Work instructions:
Every line of the listing must be repeated exactly.

##### Provided records #####

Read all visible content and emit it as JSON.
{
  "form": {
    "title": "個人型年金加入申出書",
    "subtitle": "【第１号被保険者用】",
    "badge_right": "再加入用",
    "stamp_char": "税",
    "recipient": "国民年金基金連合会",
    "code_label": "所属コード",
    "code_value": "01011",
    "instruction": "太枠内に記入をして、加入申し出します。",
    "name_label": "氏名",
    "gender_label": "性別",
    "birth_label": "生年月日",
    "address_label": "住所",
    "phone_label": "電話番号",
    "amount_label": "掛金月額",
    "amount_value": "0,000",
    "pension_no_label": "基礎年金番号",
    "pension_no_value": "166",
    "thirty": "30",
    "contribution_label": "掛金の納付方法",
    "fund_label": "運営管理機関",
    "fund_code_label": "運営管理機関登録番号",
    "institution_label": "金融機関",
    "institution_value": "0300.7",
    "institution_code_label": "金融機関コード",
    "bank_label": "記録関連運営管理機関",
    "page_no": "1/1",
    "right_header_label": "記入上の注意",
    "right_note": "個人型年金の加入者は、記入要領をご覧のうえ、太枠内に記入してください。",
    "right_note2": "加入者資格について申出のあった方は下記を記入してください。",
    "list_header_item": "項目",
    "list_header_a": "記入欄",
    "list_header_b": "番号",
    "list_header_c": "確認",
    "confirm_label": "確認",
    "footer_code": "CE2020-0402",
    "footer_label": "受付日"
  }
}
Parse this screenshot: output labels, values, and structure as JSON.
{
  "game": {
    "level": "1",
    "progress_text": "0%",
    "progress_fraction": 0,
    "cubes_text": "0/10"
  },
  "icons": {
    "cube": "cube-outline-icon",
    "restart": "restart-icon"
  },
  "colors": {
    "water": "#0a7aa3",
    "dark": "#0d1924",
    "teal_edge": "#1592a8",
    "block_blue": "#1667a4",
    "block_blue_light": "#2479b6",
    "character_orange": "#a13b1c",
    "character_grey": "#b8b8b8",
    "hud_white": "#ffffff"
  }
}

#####

Worked solution:
Read all visible content and emit it as JSON.
{
  "form": {
    "title": "個人型年金加入申出書",
    "subtitle": "【第１号被保険者用】",
    "badge_right": "再加入用",
    "stamp_char": "税",
    "recipient": "国民年金基金連合会",
    "code_label": "所属コード",
    "code_value": "01011",
    "instruction": "太枠内に記入をして、加入申し出します。",
    "name_label": "氏名",
    "gender_label": "性別",
    "birth_label": "生年月日",
    "address_label": "住所",
    "phone_label": "電話番号",
    "amount_label": "掛金月額",
    "amount_value": "0,000",
    "pension_no_label": "基礎年金番号",
    "pension_no_value": "166",
    "thirty": "30",
    "contribution_label": "掛金の納付方法",
    "fund_label": "運営管理機関",
    "fund_code_label": "運営管理機関登録番号",
    "institution_label": "金融機関",
    "institution_value": "0300.7",
    "institution_code_label": "金融機関コード",
    "bank_label": "記録関連運営管理機関",
    "page_no": "1/1",
    "right_header_label": "記入上の注意",
    "right_note": "個人型年金の加入者は、記入要領をご覧のうえ、太枠内に記入してください。",
    "right_note2": "加入者資格について申出のあった方は下記を記入してください。",
    "list_header_item": "項目",
    "list_header_a": "記入欄",
    "list_header_b": "番号",
    "list_header_c": "確認",
    "confirm_label": "確認",
    "footer_code": "CE2020-0402",
    "footer_label": "受付日"
  }
}
Parse this screenshot: output labels, values, and structure as JSON.
{
  "game": {
    "level": "1",
    "progress_text": "0%",
    "progress_fraction": 0,
    "cubes_text": "0/10"
  },
  "icons": {
    "cube": "cube-outline-icon",
    "restart": "restart-icon"
  },
  "colors": {
    "water": "#0a7aa3",
    "dark": "#0d1924",
    "teal_edge": "#1592a8",
    "block_blue": "#1667a4",
    "block_blue_light": "#2479b6",
    "character_orange": "#a13b1c",
    "character_grey": "#b8b8b8",
    "hud_white": "#ffffff"
  }
}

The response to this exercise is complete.